• [YOUR INSTRUCTIONS]
Across the entries below, work out how many lines contain "JSON". Please give the number only.

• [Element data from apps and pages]
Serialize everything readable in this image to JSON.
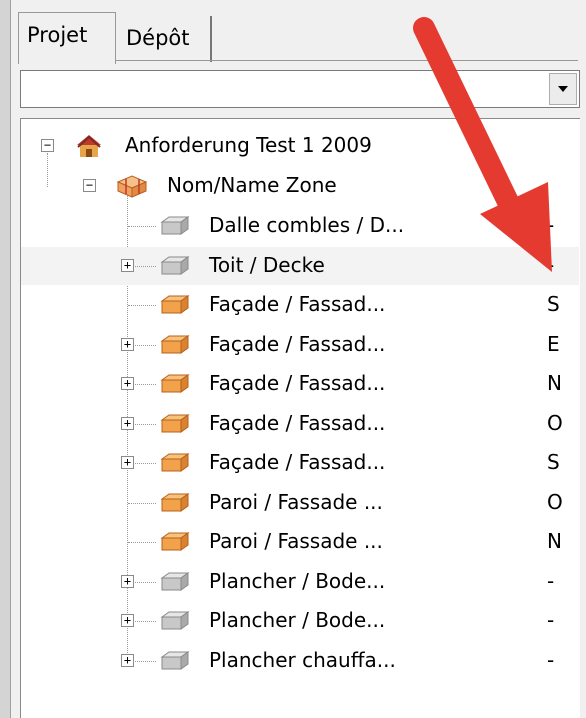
{
  "tabs": [
    {
      "label": "Projet",
      "active": true
    },
    {
      "label": "Dépôt",
      "active": false
    }
  ],
  "combo": {
    "value": "",
    "button_icon": "chevron-down-icon"
  },
  "tree": {
    "root": {
      "label": "Anforderung Test 1 2009",
      "expanded": true,
      "icon": "house-icon"
    },
    "zone": {
      "label": "Nom/Name Zone",
      "expanded": true,
      "icon": "zone-icon"
    },
    "items": [
      {
        "label": "Dalle combles / D...",
        "suffix": "-",
        "has_children": false,
        "icon": "element-gray-icon"
      },
      {
        "label": "Toit / Decke",
        "suffix": "-",
        "has_children": true,
        "icon": "element-gray-icon"
      },
      {
        "label": "Façade / Fassad...",
        "suffix": "S",
        "has_children": false,
        "icon": "element-orange-icon"
      },
      {
        "label": "Façade / Fassad...",
        "suffix": "E",
        "has_children": true,
        "icon": "element-orange-icon"
      },
      {
        "label": "Façade / Fassad...",
        "suffix": "N",
        "has_children": true,
        "icon": "element-orange-icon"
      },
      {
        "label": "Façade / Fassad...",
        "suffix": "O",
        "has_children": true,
        "icon": "element-orange-icon"
      },
      {
        "label": "Façade / Fassad...",
        "suffix": "S",
        "has_children": true,
        "icon": "element-orange-icon"
      },
      {
        "label": "Paroi / Fassade ...",
        "suffix": "O",
        "has_children": false,
        "icon": "element-orange-icon"
      },
      {
        "label": "Paroi / Fassade ...",
        "suffix": "N",
        "has_children": false,
        "icon": "element-orange-icon"
      },
      {
        "label": "Plancher / Bode...",
        "suffix": "-",
        "has_children": true,
        "icon": "element-gray-icon"
      },
      {
        "label": "Plancher / Bode...",
        "suffix": "-",
        "has_children": true,
        "icon": "element-gray-icon"
      },
      {
        "label": "Plancher chauffa...",
        "suffix": "-",
        "has_children": true,
        "icon": "element-gray-icon"
      }
    ]
  },
  "colors": {
    "arrow": "#e53a2f",
    "orange_block": "#f2a24a",
    "gray_block": "#c8c8c8"
  }
}
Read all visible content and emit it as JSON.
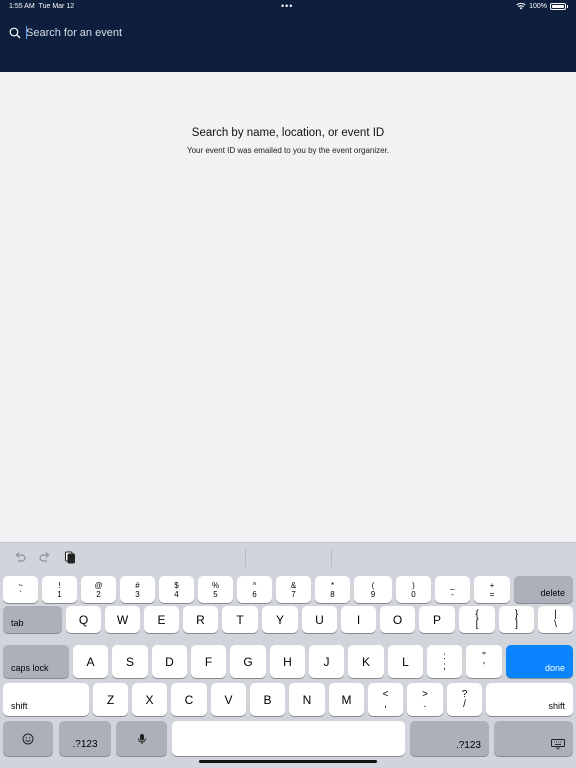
{
  "status_bar": {
    "time": "1:55 AM",
    "date": "Tue Mar 12",
    "battery": "100%"
  },
  "search": {
    "placeholder": "Search for an event",
    "value": ""
  },
  "hint": {
    "title": "Search by name, location, or event ID",
    "subtitle": "Your event ID was emailed to you by the event organizer."
  },
  "keyboard": {
    "number_row": [
      {
        "top": "~",
        "bottom": "`"
      },
      {
        "top": "!",
        "bottom": "1"
      },
      {
        "top": "@",
        "bottom": "2"
      },
      {
        "top": "#",
        "bottom": "3"
      },
      {
        "top": "$",
        "bottom": "4"
      },
      {
        "top": "%",
        "bottom": "5"
      },
      {
        "top": "^",
        "bottom": "6"
      },
      {
        "top": "&",
        "bottom": "7"
      },
      {
        "top": "*",
        "bottom": "8"
      },
      {
        "top": "(",
        "bottom": "9"
      },
      {
        "top": ")",
        "bottom": "0"
      },
      {
        "top": "_",
        "bottom": "-"
      },
      {
        "top": "+",
        "bottom": "="
      }
    ],
    "delete": "delete",
    "tab": "tab",
    "row_q": [
      "Q",
      "W",
      "E",
      "R",
      "T",
      "Y",
      "U",
      "I",
      "O",
      "P"
    ],
    "bracket_open": {
      "top": "{",
      "bottom": "["
    },
    "bracket_close": {
      "top": "}",
      "bottom": "]"
    },
    "pipe": {
      "top": "|",
      "bottom": "\\"
    },
    "caps_lock": "caps lock",
    "row_a": [
      "A",
      "S",
      "D",
      "F",
      "G",
      "H",
      "J",
      "K",
      "L"
    ],
    "semicolon": {
      "top": ":",
      "bottom": ";"
    },
    "quote": {
      "top": "\"",
      "bottom": "'"
    },
    "done": "done",
    "shift": "shift",
    "row_z": [
      "Z",
      "X",
      "C",
      "V",
      "B",
      "N",
      "M"
    ],
    "comma": {
      "top": "<",
      "bottom": ","
    },
    "period": {
      "top": ">",
      "bottom": "."
    },
    "slash": {
      "top": "?",
      "bottom": "/"
    },
    "numbers_mode": ".?123"
  },
  "colors": {
    "header": "#0d1f3c",
    "done_key": "#0a84ff"
  }
}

• [SOLUTION TO THIS EXERCISE]
2